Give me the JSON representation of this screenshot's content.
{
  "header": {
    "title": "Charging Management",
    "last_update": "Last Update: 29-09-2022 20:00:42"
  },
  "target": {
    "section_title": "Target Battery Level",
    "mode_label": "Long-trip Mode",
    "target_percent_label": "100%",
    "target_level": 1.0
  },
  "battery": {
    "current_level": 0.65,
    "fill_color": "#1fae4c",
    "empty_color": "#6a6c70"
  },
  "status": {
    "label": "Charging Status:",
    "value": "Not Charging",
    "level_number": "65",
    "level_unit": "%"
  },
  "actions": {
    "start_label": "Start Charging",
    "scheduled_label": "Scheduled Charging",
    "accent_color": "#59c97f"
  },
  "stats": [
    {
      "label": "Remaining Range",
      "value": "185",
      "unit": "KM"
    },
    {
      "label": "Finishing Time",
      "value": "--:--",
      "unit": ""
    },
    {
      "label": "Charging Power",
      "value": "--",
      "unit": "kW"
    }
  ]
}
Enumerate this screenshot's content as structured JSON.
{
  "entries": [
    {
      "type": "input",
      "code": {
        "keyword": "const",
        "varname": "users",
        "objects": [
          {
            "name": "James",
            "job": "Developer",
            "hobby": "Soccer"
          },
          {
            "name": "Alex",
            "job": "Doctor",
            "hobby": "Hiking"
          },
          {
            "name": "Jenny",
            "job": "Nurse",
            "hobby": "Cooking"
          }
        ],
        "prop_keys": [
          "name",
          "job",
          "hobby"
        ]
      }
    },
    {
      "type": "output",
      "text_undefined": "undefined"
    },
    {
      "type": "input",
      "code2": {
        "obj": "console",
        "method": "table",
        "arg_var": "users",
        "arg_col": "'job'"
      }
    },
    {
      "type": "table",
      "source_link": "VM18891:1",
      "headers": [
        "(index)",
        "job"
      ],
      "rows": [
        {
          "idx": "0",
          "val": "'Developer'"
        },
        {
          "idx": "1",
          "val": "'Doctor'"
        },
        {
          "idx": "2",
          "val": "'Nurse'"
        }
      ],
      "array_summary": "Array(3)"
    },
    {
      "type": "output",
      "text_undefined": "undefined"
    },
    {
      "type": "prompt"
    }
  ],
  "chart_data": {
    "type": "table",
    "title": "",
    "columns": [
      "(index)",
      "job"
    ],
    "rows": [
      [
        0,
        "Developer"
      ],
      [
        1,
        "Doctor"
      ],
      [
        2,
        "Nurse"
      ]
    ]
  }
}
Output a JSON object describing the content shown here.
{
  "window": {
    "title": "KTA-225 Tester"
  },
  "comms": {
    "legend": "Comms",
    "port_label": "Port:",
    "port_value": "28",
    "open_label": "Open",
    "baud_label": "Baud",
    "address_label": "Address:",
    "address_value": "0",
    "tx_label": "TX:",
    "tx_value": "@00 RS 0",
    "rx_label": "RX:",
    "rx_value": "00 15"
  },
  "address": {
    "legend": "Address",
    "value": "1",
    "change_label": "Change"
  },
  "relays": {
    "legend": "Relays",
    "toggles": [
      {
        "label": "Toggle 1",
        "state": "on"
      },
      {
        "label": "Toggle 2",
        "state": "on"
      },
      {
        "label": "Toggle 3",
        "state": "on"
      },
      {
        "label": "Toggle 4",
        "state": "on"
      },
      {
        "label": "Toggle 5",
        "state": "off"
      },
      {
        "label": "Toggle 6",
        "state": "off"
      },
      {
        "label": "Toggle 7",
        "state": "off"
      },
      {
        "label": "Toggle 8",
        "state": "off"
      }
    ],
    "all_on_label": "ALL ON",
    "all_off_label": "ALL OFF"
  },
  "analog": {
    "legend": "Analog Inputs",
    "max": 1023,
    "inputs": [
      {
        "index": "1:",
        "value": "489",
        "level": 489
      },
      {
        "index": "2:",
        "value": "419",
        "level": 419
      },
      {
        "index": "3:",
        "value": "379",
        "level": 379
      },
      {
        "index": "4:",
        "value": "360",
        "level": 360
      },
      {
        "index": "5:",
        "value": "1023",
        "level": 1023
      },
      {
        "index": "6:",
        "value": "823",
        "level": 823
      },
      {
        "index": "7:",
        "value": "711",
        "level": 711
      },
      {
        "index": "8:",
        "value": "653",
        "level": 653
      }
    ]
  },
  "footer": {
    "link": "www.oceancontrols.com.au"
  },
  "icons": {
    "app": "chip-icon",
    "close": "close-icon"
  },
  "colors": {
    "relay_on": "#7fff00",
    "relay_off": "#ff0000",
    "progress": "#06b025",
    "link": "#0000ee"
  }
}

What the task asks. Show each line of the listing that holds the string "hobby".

Response to this task.
            "hobby": "Soccer"
            "hobby": "Hiking"
            "hobby": "Cooking"
          "hobby"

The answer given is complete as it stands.